** YOUR INSTRUCTIONS **
Return the lines beginning at the one that contains "Enumerate this screenshot's" and continuing to the end of the entries, including both ends, exactly as written and nothing else.

• • • • •

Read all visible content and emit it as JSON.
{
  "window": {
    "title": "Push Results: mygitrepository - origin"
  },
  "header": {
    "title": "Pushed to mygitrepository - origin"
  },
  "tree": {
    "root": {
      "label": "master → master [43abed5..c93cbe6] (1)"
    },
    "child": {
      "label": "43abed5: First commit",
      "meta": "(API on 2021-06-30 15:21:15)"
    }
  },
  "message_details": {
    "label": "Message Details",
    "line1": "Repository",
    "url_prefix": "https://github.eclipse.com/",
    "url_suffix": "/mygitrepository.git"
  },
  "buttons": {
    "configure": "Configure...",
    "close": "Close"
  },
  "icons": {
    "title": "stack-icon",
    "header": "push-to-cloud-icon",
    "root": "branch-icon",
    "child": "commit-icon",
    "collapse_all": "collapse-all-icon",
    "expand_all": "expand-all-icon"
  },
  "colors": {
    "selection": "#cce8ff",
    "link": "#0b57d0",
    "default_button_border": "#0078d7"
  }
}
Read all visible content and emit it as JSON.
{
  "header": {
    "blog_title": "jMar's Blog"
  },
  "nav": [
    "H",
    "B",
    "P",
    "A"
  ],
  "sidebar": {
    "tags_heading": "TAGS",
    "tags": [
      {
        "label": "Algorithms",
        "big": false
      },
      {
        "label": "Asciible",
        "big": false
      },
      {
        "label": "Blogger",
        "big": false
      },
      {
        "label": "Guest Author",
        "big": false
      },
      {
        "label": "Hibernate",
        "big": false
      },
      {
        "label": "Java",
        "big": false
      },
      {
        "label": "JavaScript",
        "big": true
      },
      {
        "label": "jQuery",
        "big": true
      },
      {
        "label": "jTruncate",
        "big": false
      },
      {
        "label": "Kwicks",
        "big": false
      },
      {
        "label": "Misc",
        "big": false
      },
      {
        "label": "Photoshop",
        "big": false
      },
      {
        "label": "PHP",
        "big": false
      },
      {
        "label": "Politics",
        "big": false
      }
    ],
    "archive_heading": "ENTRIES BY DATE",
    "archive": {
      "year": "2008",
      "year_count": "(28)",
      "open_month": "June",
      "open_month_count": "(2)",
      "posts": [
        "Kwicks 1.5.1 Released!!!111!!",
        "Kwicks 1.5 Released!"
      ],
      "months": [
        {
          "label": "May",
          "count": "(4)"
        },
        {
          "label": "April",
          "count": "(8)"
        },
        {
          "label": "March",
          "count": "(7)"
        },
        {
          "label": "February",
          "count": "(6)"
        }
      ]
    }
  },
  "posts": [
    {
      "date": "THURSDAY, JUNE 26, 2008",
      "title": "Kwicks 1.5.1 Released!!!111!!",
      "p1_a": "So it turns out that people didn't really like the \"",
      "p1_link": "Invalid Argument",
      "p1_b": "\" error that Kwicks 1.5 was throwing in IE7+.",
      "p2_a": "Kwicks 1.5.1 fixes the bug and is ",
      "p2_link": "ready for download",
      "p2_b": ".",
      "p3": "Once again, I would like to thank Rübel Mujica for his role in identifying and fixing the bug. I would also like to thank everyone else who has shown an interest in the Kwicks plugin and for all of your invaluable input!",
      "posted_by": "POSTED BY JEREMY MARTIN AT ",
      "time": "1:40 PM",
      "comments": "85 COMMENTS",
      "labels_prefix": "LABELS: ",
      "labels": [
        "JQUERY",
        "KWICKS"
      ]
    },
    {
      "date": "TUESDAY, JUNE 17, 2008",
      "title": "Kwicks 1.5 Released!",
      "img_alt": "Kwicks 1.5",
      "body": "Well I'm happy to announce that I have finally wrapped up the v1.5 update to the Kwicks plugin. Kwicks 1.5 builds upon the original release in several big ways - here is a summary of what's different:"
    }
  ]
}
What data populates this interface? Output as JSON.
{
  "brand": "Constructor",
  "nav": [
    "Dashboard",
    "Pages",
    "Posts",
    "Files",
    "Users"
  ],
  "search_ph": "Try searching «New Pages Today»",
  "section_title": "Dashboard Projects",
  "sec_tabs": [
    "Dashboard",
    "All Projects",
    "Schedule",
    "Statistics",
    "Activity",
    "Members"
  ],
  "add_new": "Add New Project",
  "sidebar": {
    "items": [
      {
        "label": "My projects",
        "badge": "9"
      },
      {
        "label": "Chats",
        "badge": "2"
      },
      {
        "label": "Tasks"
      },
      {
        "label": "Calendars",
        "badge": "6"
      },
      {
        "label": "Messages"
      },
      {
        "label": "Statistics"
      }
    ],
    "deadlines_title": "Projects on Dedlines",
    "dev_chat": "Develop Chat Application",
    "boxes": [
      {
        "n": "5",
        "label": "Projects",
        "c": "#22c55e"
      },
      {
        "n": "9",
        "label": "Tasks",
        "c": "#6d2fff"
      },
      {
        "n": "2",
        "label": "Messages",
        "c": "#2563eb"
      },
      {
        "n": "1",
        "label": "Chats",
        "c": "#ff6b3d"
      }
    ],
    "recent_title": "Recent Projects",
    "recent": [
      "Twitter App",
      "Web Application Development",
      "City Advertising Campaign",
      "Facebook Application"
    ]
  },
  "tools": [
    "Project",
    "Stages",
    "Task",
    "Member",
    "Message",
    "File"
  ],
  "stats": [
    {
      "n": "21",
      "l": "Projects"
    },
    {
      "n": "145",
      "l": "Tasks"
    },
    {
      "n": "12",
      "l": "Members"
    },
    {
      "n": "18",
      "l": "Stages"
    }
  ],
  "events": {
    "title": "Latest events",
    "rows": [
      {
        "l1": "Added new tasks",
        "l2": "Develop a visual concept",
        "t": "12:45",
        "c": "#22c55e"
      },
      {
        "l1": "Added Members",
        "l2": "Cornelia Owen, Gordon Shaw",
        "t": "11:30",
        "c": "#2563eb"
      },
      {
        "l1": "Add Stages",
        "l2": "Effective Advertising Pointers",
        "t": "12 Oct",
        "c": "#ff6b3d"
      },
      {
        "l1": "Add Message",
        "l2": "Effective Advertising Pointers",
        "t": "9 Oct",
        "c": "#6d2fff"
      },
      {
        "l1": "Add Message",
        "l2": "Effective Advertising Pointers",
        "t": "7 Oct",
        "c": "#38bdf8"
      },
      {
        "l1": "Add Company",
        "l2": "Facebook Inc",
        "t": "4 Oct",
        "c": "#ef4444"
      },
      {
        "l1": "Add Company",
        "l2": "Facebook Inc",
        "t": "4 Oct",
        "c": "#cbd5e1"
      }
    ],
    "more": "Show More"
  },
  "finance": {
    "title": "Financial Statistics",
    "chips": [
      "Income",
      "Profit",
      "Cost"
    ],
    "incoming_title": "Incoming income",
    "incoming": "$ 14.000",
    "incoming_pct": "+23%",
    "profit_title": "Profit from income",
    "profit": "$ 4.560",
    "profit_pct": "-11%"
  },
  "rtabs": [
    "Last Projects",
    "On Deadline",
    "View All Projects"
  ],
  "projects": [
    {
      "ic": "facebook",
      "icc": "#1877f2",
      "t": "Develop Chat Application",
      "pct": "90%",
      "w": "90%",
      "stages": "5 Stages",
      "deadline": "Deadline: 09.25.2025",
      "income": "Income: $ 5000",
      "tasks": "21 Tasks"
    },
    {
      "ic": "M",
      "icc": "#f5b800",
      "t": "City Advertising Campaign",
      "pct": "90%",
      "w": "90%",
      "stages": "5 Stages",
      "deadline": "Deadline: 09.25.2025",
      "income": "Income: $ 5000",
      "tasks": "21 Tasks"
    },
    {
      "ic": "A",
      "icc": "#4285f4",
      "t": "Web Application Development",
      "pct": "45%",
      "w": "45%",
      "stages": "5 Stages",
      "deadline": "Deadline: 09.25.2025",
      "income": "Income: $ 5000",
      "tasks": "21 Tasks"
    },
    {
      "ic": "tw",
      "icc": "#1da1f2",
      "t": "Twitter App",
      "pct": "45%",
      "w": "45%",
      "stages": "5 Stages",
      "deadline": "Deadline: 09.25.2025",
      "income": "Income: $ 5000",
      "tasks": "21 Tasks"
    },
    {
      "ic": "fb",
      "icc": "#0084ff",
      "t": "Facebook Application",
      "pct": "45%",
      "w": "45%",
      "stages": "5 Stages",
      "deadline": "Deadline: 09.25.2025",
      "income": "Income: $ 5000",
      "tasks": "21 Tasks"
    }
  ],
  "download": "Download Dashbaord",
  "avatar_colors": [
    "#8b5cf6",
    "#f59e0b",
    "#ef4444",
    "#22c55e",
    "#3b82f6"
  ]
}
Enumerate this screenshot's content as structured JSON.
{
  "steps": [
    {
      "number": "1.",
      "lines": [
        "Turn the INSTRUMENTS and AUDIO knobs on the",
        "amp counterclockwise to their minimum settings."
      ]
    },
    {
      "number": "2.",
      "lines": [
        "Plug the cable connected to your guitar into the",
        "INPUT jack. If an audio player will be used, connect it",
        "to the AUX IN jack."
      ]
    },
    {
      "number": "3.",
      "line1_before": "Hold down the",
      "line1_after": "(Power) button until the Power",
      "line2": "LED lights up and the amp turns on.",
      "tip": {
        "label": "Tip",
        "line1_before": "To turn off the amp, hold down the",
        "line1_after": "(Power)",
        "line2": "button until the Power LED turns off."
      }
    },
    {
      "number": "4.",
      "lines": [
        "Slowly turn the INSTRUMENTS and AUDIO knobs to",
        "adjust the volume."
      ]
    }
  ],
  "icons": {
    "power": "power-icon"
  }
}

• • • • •

** FINAL ANSWER **
Enumerate this screenshot's content as structured JSON.
{
  "steps": [
    {
      "number": "1.",
      "lines": [
        "Turn the INSTRUMENTS and AUDIO knobs on the",
        "amp counterclockwise to their minimum settings."
      ]
    },
    {
      "number": "2.",
      "lines": [
        "Plug the cable connected to your guitar into the",
        "INPUT jack. If an audio player will be used, connect it",
        "to the AUX IN jack."
      ]
    },
    {
      "number": "3.",
      "line1_before": "Hold down the",
      "line1_after": "(Power) button until the Power",
      "line2": "LED lights up and the amp turns on.",
      "tip": {
        "label": "Tip",
        "line1_before": "To turn off the amp, hold down the",
        "line1_after": "(Power)",
        "line2": "button until the Power LED turns off."
      }
    },
    {
      "number": "4.",
      "lines": [
        "Slowly turn the INSTRUMENTS and AUDIO knobs to",
        "adjust the volume."
      ]
    }
  ],
  "icons": {
    "power": "power-icon"
  }
}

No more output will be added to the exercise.